• **TASK OBJECTIVE**:
Where in the records does the word "this" occur? Copy each line in which it does.

━━━━━━━━

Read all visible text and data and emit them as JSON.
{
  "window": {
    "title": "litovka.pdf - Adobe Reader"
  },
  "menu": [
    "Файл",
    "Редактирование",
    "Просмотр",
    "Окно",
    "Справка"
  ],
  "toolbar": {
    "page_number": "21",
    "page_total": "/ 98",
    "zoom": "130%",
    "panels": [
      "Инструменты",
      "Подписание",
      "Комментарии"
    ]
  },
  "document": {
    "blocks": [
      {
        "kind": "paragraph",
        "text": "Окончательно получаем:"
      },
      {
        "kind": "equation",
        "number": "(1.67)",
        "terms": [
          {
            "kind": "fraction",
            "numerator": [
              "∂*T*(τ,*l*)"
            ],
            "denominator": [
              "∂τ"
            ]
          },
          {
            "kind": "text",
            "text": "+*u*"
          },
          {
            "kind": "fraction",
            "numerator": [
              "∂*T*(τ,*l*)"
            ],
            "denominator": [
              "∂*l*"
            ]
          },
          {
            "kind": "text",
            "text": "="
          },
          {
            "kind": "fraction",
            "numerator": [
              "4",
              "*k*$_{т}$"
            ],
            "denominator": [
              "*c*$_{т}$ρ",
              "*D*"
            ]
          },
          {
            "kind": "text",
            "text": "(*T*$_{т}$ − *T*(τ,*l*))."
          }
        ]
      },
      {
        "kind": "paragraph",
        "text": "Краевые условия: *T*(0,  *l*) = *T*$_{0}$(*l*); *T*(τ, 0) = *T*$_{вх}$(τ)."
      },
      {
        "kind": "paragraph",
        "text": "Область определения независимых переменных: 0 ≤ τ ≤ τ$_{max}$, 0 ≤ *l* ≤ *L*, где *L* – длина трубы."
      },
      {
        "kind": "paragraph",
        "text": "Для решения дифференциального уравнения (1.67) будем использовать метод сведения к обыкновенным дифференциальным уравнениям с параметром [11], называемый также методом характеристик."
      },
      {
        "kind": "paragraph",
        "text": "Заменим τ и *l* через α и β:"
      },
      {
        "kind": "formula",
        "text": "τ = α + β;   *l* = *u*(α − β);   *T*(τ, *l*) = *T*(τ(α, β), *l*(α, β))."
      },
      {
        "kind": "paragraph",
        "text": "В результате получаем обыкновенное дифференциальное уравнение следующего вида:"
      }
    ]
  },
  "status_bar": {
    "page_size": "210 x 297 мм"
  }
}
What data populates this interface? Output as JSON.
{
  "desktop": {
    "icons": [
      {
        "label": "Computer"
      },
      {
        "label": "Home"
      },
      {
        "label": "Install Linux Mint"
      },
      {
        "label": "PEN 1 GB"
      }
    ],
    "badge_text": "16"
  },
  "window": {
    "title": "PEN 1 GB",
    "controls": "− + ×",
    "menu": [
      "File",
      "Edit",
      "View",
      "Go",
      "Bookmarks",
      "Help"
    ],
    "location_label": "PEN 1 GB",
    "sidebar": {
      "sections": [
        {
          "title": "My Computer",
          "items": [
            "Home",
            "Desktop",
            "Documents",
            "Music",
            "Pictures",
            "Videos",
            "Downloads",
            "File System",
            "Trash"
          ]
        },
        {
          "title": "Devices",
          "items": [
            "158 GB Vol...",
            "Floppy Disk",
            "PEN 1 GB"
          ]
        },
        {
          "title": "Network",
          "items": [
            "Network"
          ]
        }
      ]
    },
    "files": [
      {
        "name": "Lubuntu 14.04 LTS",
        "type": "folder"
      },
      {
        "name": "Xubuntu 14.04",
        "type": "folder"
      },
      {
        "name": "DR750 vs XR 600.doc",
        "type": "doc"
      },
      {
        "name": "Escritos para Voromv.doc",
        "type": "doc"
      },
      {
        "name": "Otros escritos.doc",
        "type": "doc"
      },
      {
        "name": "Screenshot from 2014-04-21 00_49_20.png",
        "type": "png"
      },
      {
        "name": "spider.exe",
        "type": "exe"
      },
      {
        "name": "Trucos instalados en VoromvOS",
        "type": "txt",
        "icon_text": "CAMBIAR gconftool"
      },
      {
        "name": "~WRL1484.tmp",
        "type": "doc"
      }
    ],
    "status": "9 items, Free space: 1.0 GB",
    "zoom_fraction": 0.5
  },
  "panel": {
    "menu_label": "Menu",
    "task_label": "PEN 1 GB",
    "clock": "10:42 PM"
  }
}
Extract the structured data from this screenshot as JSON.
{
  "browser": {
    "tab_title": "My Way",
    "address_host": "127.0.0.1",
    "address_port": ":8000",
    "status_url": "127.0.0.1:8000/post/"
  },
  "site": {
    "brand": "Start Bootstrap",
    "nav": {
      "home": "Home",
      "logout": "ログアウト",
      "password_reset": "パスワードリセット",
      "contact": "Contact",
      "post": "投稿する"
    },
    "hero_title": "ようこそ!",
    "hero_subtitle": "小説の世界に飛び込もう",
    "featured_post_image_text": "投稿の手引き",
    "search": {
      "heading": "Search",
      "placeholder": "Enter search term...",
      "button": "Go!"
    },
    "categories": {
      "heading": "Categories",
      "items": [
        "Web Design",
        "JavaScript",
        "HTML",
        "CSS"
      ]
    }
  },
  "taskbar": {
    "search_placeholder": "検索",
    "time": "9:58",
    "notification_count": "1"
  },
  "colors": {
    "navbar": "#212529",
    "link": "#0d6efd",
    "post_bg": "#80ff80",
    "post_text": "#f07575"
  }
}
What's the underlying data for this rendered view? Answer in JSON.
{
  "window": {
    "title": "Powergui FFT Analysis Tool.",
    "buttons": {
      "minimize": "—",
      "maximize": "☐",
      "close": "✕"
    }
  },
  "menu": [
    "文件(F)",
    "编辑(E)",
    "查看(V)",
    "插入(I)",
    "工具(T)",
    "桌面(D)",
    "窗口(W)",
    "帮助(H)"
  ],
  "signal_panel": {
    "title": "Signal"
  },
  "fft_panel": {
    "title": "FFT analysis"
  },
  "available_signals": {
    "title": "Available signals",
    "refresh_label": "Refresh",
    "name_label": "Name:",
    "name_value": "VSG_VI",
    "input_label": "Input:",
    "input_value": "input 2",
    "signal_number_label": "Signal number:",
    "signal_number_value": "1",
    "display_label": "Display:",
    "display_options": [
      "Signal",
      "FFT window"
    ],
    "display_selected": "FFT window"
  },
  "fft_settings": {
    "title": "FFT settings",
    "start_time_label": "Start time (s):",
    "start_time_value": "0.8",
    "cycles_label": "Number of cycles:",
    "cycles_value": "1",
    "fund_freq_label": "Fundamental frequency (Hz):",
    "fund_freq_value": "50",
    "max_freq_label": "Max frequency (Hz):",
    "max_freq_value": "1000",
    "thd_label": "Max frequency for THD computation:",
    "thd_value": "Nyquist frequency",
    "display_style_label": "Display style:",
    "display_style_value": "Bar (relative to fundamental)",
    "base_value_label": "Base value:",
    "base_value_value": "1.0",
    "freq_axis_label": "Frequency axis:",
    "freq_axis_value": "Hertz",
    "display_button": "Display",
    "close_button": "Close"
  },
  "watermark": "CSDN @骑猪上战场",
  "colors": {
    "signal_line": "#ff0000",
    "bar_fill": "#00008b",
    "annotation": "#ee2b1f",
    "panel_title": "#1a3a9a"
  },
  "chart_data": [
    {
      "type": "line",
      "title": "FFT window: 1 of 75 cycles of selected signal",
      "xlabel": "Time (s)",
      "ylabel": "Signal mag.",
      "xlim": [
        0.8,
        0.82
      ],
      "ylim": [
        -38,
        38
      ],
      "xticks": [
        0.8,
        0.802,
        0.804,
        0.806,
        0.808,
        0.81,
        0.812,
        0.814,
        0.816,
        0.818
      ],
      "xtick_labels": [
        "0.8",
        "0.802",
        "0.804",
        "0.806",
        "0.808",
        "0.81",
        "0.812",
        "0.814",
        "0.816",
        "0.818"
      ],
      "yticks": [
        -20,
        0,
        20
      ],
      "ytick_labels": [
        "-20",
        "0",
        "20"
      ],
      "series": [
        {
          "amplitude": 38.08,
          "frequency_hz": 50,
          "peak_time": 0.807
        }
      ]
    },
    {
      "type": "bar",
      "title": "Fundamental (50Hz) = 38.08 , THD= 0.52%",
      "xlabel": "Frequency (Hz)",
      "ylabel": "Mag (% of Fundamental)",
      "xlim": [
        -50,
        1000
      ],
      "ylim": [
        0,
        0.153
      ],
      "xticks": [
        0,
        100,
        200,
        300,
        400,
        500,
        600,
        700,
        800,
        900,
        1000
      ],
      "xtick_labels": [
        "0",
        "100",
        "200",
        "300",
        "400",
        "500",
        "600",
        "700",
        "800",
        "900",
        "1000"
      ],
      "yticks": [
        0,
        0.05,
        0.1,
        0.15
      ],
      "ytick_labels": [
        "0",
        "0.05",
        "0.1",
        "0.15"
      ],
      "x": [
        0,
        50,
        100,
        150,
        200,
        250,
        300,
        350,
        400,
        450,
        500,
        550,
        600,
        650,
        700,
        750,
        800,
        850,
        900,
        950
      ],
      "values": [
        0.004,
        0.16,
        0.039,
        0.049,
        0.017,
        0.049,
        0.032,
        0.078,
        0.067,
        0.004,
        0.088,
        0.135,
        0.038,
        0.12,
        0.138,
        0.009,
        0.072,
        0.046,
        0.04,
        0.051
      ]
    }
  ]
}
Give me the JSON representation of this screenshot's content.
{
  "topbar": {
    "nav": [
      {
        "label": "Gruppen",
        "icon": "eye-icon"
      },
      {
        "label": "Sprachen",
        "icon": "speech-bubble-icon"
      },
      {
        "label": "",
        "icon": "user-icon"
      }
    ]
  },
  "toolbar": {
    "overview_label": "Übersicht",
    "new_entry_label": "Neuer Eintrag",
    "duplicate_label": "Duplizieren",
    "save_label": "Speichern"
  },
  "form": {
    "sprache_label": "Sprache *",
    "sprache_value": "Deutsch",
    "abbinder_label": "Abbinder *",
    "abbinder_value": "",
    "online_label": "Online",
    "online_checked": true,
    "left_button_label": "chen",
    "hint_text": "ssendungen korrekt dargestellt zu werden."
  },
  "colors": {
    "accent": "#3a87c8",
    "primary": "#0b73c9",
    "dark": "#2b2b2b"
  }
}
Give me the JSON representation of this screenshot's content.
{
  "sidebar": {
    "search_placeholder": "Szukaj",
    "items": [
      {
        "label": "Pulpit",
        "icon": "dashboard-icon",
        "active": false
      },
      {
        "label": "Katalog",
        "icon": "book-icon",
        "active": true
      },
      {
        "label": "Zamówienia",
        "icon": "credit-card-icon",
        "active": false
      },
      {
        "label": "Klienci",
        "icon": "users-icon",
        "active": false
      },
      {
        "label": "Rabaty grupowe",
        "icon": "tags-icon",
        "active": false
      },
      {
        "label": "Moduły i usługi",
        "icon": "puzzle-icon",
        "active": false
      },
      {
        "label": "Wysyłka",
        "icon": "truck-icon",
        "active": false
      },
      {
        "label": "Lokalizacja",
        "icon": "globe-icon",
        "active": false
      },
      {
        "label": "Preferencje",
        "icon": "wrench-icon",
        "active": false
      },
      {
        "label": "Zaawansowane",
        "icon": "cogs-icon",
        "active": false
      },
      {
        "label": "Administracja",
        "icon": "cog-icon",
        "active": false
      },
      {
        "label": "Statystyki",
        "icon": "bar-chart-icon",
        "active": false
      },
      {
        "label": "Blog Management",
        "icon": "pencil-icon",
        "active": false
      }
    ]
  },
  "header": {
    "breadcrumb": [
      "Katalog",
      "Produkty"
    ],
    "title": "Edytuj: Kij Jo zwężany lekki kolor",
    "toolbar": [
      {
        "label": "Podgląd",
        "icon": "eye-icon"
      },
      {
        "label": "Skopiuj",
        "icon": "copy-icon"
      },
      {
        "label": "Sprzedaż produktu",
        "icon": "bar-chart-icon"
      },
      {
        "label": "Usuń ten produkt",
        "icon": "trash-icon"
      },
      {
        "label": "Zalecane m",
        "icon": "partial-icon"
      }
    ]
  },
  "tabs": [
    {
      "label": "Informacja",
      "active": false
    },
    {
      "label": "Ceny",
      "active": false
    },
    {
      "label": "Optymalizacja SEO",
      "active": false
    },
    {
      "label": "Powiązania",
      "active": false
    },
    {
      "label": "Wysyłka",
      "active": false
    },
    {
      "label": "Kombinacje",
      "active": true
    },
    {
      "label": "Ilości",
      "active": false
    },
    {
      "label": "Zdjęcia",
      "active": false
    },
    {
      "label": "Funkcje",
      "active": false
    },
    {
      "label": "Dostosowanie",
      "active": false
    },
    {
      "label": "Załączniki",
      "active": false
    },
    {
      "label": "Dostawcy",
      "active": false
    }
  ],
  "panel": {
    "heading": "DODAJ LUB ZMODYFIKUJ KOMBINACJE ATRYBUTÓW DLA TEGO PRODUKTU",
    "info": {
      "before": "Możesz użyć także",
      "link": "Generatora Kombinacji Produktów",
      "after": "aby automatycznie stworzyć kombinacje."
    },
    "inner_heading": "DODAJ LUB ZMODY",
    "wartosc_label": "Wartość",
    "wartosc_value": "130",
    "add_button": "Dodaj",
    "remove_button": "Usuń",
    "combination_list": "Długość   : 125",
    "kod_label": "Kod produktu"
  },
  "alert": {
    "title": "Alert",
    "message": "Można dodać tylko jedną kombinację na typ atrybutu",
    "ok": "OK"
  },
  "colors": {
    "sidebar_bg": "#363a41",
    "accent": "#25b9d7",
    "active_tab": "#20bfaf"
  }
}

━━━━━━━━

• **YOUR RESPONSE**:
What data populates this interface? Output as JSON.
Extract the structured data from this screenshot as JSON.
What's the underlying data for this rendered view? Answer in JSON.
Give me the JSON representation of this screenshot's content.
Give me the JSON representation of this screenshot's content.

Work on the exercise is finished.